  9. Oooh, this would be a kosher/halal nightmare, no? Yes, Adam, it looks 10% scary but 90% delicious!!! At the dinner party with bacon dates, I’m going to have to make this, too. I could also see using coconut milk in this like kayenne mentioned.

    I don’t think I’ll use the electrodes though. I don’t know many guys who’d be into that anyway. :)

  10. Oooh, this would be a kosher/halal nightmare, no? Yes, Adam, it looks 10% scary but 90% delicious!!! At the dinner party with bacon dates, I’m going to have to make this, too. I could also see using coconut milk in this like kayenne mentioned.

    I don’t think I’ll use the electrodes though. I don’t know many guys who’d be into that anyway. :)

  11. Andrew

    Maybe I missed it, where does H.B talk about milk/pork cooking at 140 in the link?

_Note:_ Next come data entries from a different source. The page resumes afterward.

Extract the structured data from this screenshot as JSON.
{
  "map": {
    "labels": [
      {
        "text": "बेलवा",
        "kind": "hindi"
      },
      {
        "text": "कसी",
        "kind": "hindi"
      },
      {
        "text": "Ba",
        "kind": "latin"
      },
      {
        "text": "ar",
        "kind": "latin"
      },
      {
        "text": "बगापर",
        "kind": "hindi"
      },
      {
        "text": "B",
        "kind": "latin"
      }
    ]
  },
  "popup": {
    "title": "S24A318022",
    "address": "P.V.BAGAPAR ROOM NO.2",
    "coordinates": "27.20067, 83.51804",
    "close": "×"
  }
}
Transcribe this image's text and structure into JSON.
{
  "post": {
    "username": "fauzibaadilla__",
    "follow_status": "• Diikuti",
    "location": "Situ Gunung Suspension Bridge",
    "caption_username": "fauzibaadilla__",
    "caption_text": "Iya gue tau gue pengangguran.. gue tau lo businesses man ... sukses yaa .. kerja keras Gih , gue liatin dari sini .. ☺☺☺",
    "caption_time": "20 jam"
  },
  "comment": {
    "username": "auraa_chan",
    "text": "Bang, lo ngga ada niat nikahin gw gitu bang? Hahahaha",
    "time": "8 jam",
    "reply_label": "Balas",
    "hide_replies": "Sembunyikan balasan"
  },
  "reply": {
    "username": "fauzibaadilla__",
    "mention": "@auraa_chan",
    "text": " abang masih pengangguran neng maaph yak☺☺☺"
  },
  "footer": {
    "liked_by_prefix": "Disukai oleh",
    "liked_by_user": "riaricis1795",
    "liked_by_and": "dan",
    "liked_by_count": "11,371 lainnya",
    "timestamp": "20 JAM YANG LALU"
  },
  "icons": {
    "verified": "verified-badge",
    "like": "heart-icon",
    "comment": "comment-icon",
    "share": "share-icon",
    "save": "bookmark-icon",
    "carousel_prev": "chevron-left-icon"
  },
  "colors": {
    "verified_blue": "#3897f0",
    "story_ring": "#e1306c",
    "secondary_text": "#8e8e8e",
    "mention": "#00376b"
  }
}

The only reference I see to pork is that he thinks 65C is too high. Does this preclude him from thinking 60c is too low? How do you propose to get a constant, reliable 140F temp in an oven that is not rigged for it? This is DANGEROUS and people should not experiment with these temps (especially if the oven is not supposed to sustain that temp()

  12. This was brilliant! The boyfriend, our dinner guest and I all loved it. A couple days later, I cut the pork up into slices and used the sauce on top of pasta, and it was still perfect. Thanks for sharing the recipe. :)

  13. Andrew, are you saying that if you set your oven to 140 degrees that your meat temperature will not rise past 140 degrees?? Really?? Is that what your are saying??

  14. With pork, it’s not the bugs that you want to be worried about.

    It’s the parasites, particularly the Trichinella roundworm.

    160F for 10-15 minutes is a good bet if you don’t want roundworm larvae crawling around inside your body.

  15. If your milk does curdle, just use a hand blender or a thermomix and incorporate it back in, adding a little extra fresh cream. Works perfectly.